A new vulnerability in Microsoft’s Internet Explorer 7 browser has been disclosed and confirmed just hours after Microsoft’s huge patch day. Exploits are already available in Internet forums and Microsoft is apparently working on an out-of-band patch.
Microsoft released patches addressing 28 vulnerabilities in its software yesterday, but the company said that a critical vulnerability that popped up on the Internet earlier today remains unpatched.
All IE7 versions are potentially affected, but it appears that only browsers running under Windows XP and Windows Server 2003 are currently targeted by malware: The vulnerability in the browser enables an attacker to execute arbitrary code simply when a malicious website is visited. Security firm eEye said that “exploit code for this has been publicly released in public forums and exploitation has been seen in-the-wild.”
"Internet Explorer remote code execution vulnerabilities have very high impacts since the source of the malicious payload can be across any site on the Internet," said Andre Protas, eEye's director of Research and Preview Services. "An even more critical problem is generated when clients are administrators on their local hosts, which would run the malicious payload with Administrator credentials."

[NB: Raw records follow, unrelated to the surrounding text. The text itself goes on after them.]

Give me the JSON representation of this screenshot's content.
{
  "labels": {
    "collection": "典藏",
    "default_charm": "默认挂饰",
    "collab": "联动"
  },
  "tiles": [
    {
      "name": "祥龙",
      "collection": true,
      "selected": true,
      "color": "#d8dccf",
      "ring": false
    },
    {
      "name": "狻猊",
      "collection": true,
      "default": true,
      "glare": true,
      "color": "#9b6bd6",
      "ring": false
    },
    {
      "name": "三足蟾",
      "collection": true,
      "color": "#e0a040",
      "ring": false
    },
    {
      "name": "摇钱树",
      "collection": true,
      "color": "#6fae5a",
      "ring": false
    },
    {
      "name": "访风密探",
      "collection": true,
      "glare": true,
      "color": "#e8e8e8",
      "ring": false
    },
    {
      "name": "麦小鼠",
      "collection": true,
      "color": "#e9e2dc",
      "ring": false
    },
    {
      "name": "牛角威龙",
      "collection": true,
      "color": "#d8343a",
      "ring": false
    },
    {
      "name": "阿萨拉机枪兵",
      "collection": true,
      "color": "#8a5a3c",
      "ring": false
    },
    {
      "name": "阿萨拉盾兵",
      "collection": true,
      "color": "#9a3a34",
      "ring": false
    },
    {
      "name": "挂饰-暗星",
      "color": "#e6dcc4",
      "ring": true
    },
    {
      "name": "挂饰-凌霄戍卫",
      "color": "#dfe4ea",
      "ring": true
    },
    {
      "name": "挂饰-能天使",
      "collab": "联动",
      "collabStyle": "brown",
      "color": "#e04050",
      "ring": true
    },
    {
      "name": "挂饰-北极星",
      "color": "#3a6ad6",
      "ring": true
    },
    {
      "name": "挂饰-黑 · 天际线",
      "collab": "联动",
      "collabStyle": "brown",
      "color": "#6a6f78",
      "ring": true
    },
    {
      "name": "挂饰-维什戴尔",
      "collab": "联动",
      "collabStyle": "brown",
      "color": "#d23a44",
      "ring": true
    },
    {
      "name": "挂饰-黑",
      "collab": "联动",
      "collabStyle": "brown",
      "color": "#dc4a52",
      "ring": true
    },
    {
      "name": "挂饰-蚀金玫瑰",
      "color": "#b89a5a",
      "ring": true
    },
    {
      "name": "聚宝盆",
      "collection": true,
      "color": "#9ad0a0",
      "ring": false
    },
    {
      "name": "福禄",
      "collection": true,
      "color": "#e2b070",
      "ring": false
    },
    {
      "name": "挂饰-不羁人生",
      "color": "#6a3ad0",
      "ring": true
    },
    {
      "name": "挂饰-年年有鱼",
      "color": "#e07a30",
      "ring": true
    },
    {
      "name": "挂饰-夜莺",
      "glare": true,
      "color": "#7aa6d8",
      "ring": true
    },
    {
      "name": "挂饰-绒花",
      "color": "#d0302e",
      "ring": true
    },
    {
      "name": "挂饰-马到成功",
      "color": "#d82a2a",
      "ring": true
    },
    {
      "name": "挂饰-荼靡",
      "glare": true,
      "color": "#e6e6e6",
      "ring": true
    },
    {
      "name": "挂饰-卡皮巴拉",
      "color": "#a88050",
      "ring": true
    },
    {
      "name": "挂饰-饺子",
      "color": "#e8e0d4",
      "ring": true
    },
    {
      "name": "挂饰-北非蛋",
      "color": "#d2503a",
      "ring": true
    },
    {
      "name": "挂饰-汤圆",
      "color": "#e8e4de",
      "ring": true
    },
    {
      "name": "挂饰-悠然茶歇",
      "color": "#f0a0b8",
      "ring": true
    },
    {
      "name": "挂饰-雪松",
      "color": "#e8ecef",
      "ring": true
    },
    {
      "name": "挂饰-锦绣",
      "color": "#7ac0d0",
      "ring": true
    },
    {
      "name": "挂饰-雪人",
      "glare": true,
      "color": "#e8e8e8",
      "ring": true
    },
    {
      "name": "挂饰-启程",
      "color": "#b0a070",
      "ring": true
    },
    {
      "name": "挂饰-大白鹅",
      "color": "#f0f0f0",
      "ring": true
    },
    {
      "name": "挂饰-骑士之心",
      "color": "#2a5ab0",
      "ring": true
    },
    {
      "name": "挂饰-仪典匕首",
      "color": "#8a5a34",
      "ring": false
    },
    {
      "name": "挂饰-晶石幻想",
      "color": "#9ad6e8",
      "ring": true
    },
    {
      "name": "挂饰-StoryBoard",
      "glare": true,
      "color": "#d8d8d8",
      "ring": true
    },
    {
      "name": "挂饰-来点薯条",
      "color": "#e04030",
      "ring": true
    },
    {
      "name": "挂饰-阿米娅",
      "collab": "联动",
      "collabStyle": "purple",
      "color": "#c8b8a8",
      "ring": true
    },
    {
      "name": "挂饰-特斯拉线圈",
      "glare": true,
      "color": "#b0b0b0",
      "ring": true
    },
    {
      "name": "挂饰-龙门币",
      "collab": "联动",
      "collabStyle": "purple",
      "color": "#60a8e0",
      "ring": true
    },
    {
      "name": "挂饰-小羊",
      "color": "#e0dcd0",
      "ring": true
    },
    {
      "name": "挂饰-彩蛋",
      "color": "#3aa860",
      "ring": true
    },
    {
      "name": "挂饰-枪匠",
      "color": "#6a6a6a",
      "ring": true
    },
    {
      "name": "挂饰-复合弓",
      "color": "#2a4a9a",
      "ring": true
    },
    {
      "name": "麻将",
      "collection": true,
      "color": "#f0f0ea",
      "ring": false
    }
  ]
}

Microsoft confirmed the vulnerability, but did not say when a patch may be available. However, the company is already working on a patch and is expected to release it when finalized.
Until then, users can protect their PCs by using third party tools such as eEye’s Blink software.